Students prepare for a night of substance-free fun

Ashley Hughes

     Finally, the time is here seniors. After making it through the difficult high school years the senior class will finally wave goodbye to high school and head toward their futures. However, it doesn’t have to end here. For years, CPHS seniors have been celebrating graduation night at Project Graduation, an all night celebration for graduating seniors. This year, the annual festivities take place at Dave and Buster’s  June 5 at 10:30 PM and continue till 5:30 AM the following morning. The purpose of Project Graduation is to celebrate all of the seniors’ success in attaining that well-earned diploma. The party will include food, games, activities, prizes and much more.

     Project Graduation started in Maine in 1980, when eighteen people died during two graduation seasons due to alcohol related accidents. It was so popular that it spread among all fifty states. The name “Project Graduation” became a generic term for the substance -free and school sponsored parties that allow graduates to celebrate their success in a safe way.

     “Not all schools and communities have Grad Night Parties,” Cynthia LaBrake, President of the 2010 CPHS Project Graduation Board, said. “We are very fortunate in our community that so many adults, both parents and business owners, value and honor our graduates. The financial support we have gotten and the volunteer hours that have been committed are expressions of love and hope for the future.”

     An elected group of parent volunteers have been working all year to prepare this night to be one to remember. Although it is free for the students, Project Graduation costs about 100 dollars per student to fund the party. This includes use of the venue, food, activities and the prizes. Prizes include an iPad, nineteen color televisions, an E-reader, a GPS, iPods, gift cards, a Vera Bradley gift set and many other surprise giveaways. Activities include a performing hypnotist, sumo wrestling, a Velcro-wall and pool tables. A DJ will provide a variety of music and a rave will take place for a part of the night. All grads will be given an e-card for unlimited games and can redeem their game tickets for Dave and Buster’s prizes. There will be a buffet open all night, and unlimited soft drinks will be provided. The money for all of these activities was raised by an army of parent and student volunteers.

     “It is quite an honor and a privilege to be the recipient of the grad night party,” LaBrake said. “The Project Grad Committee has the mission of providing a safe, free grad night party to every graduate who wants to attend. We are looking forward to extending our love and best wishes to all CPHS graduates by providing a fun, memorable and safe event.”

      Fund-raising has been going on all year so that all seniors will be able to attend. The Legacy Bricks fund-raiser allows seniors to purchase memorial bricks for the CPHS alumni circle in front of the school. The bricks include the graduate’s name and graduation year on them and will on sale for 50 dollars throughout May. Another fund- raiser is ‘baby photo May’ where senior parent’s paid fifteen dollars to have their senior’s baby picture displayed in the hall all month. Students and parents alike raised money for Project Graduation by providing and selling baked goods at the Holiday Bazaar in December.
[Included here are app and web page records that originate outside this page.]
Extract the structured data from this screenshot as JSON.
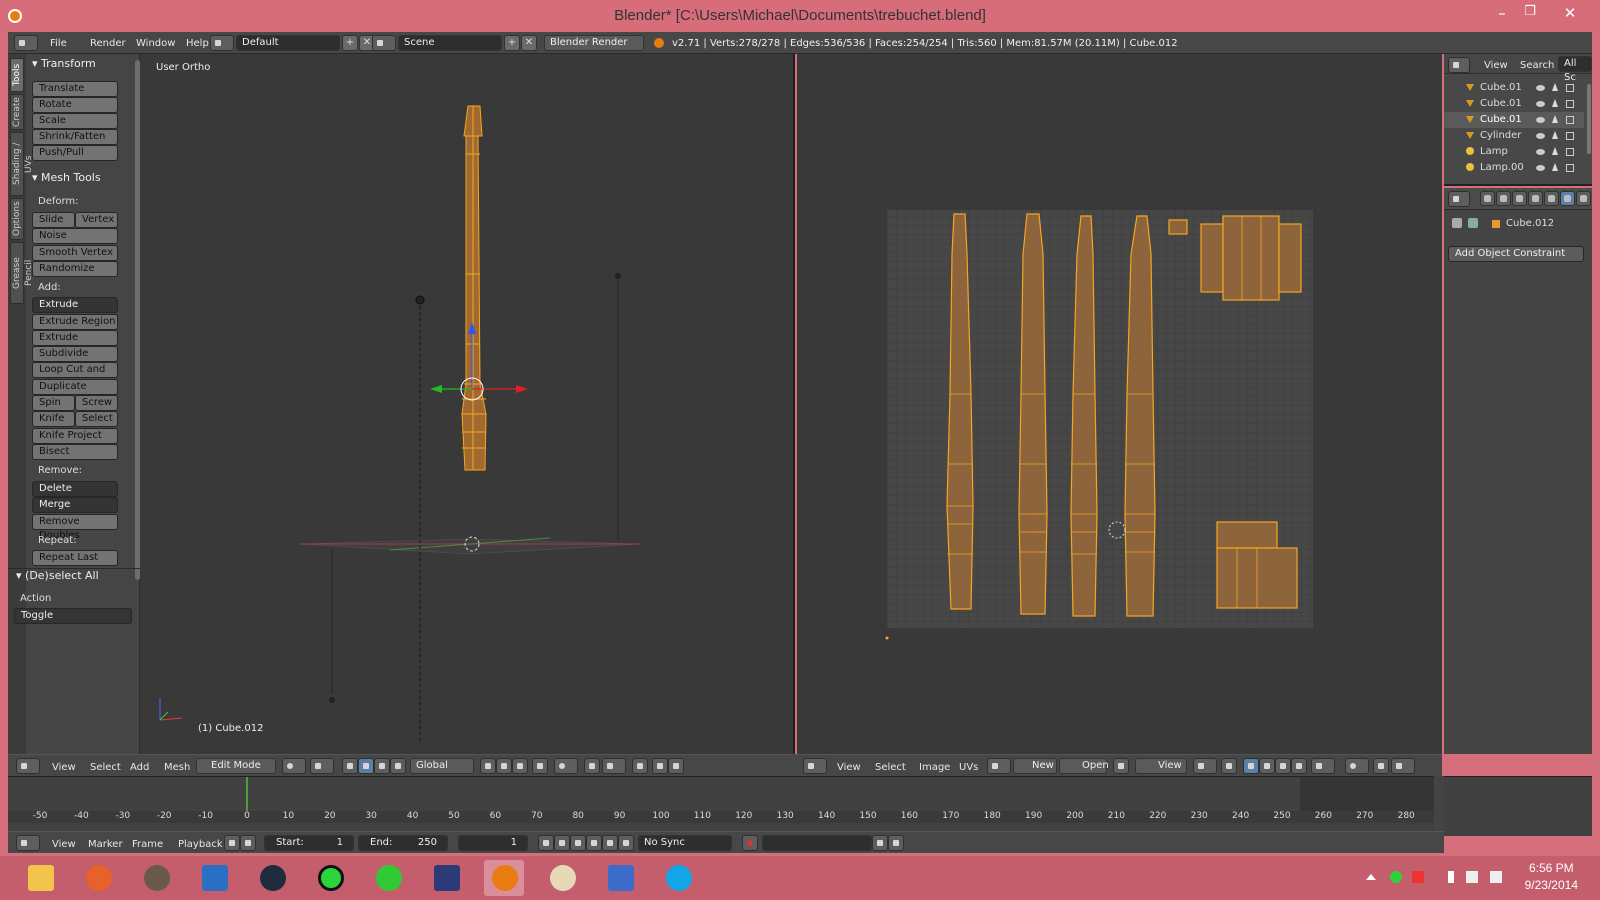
{
  "window": {
    "title": "Blender* [C:\\Users\\Michael\\Documents\\trebuchet.blend]",
    "minimize": "–",
    "maximize": "❐",
    "close": "✕"
  },
  "infobar": {
    "menus": [
      "File",
      "Render",
      "Window",
      "Help"
    ],
    "layout": "Default",
    "scene": "Scene",
    "engine": "Blender Render",
    "stats": "v2.71 | Verts:278/278 | Edges:536/536 | Faces:254/254 | Tris:560 | Mem:81.57M (20.11M) | Cube.012"
  },
  "toolshelf": {
    "tabs": [
      "Tools",
      "Create",
      "Shading / UVs",
      "Options",
      "Grease Pencil"
    ],
    "transform_title": "Transform",
    "transform_buttons": [
      "Translate",
      "Rotate",
      "Scale",
      "Shrink/Fatten",
      "Push/Pull"
    ],
    "mesh_tools_title": "Mesh Tools",
    "deform_label": "Deform:",
    "slide_edge": "Slide Ed",
    "vertex": "Vertex",
    "noise": "Noise",
    "smooth_vertex": "Smooth Vertex",
    "randomize": "Randomize",
    "add_label": "Add:",
    "extrude": "Extrude",
    "extrude_region": "Extrude Region",
    "extrude_individual": "Extrude Individual",
    "subdivide": "Subdivide",
    "loop_cut": "Loop Cut and Slide",
    "duplicate": "Duplicate",
    "spin": "Spin",
    "screw": "Screw",
    "knife": "Knife",
    "select": "Select",
    "knife_project": "Knife Project",
    "bisect": "Bisect",
    "remove_label": "Remove:",
    "delete": "Delete",
    "merge": "Merge",
    "remove_doubles": "Remove Doubles",
    "repeat_label": "Repeat:",
    "repeat_last": "Repeat Last",
    "deselect_title": "(De)select All",
    "action_label": "Action",
    "action_value": "Toggle"
  },
  "viewport3d": {
    "view_name": "User Ortho",
    "object_label": "(1) Cube.012",
    "header": {
      "menus": [
        "View",
        "Select",
        "Add",
        "Mesh"
      ],
      "mode": "Edit Mode",
      "orientation": "Global"
    }
  },
  "uv_editor": {
    "header": {
      "menus": [
        "View",
        "Select",
        "Image",
        "UVs"
      ],
      "new": "New",
      "open": "Open",
      "view": "View"
    }
  },
  "outliner": {
    "header": {
      "view": "View",
      "search": "Search",
      "filter": "All Sc"
    },
    "rows": [
      {
        "name": "Cube.01",
        "type": "mesh"
      },
      {
        "name": "Cube.01",
        "type": "mesh"
      },
      {
        "name": "Cube.01",
        "type": "mesh"
      },
      {
        "name": "Cylinder",
        "type": "mesh"
      },
      {
        "name": "Lamp",
        "type": "lamp"
      },
      {
        "name": "Lamp.00",
        "type": "lamp"
      }
    ]
  },
  "properties": {
    "object_name": "Cube.012",
    "add_constraint": "Add Object Constraint"
  },
  "timeline": {
    "ruler_ticks": [
      -50,
      -40,
      -30,
      -20,
      -10,
      0,
      10,
      20,
      30,
      40,
      50,
      60,
      70,
      80,
      90,
      100,
      110,
      120,
      130,
      140,
      150,
      160,
      170,
      180,
      190,
      200,
      210,
      220,
      230,
      240,
      250,
      260,
      270,
      280
    ],
    "current_frame_marker": 0,
    "header": {
      "menus": [
        "View",
        "Marker",
        "Frame",
        "Playback"
      ],
      "start_label": "Start:",
      "start_value": "1",
      "end_label": "End:",
      "end_value": "250",
      "current_value": "1",
      "sync": "No Sync"
    }
  },
  "taskbar": {
    "apps": [
      "file-explorer",
      "firefox",
      "gimp",
      "sketchup",
      "steam",
      "razer",
      "cloud",
      "visual-studio",
      "blender",
      "paint",
      "notepad",
      "skype"
    ],
    "active_app": "blender",
    "time": "6:56 PM",
    "date": "9/23/2014"
  },
  "colors": {
    "accent_selection": "#f5a623",
    "title_bar": "#d66d79",
    "panel_bg": "#454545",
    "viewport_bg": "#393939"
  }
}
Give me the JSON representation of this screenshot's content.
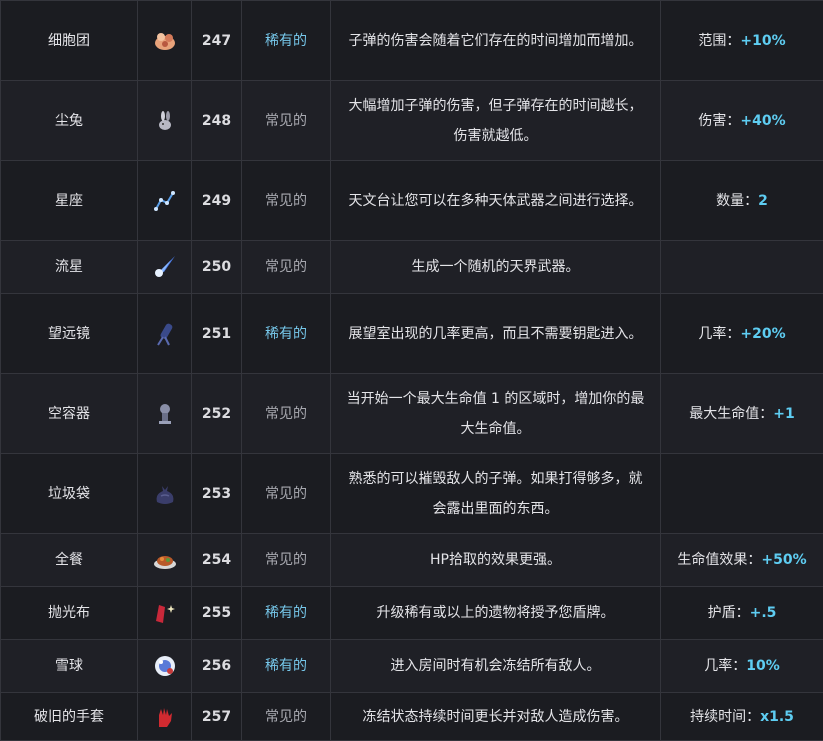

Also, parents have volunteered at the Cedar Park Center, giving their time so students can attend Project Graduation for free.

    Any graduating seniors who registered by turning in the proper paperwork by May 28 can attend for free.

     Students who will be attending can meet at Cedar Park High School by 11:00 p.m. at which time they will check in at the cafeteria. The buses will leave no later than 11:30, so be prompt. It is required that the graduates arrive to Dave and Buster’s by the buses that the school provides. No one can meet at Dave and Buster’s. Each student attending must show photo ID for admission and no guests will be allowed at The Project Grad Party.

     Keys, ID and all other personal items will be checked in during registration. Any extra items on your person will be confiscated until the end of the event, including cell phones. There will be phones available for use in case of emergency situations, and parents will be given the phone number of the chaperone in charge in case they need to reach the graduates while at the party.

     “There are many reasons that the items are collected,” LaBrake said. “The parents are responsible for everyone’s safety, so if you can bring some things and not other things, then students might hide something unsafe in a personal item. Another reason we collect everything is so that nothing will get lost. Finally, the focus of the party is not what’s going on outside the party, but rather what is going on inside the party. This is the last time you will see some of the people you have been in school with for thirteen years.”

     Graduates must not arrive under the influence, and are required to abstain from any drug or alcohol use throughout the event. Failure to remain substance free will result in parent notification and removal from the party. School rules and codes of conduct also apply, including zero tolerance policies. Seniors cannot leave early unless they are picked up by their parent or legal guardian and must have their early departures approved before the event.

     A special thanks goes out to the 2010 Project Graduation Board and Committees, and all the volunteers who donated their time and money to make this night possible.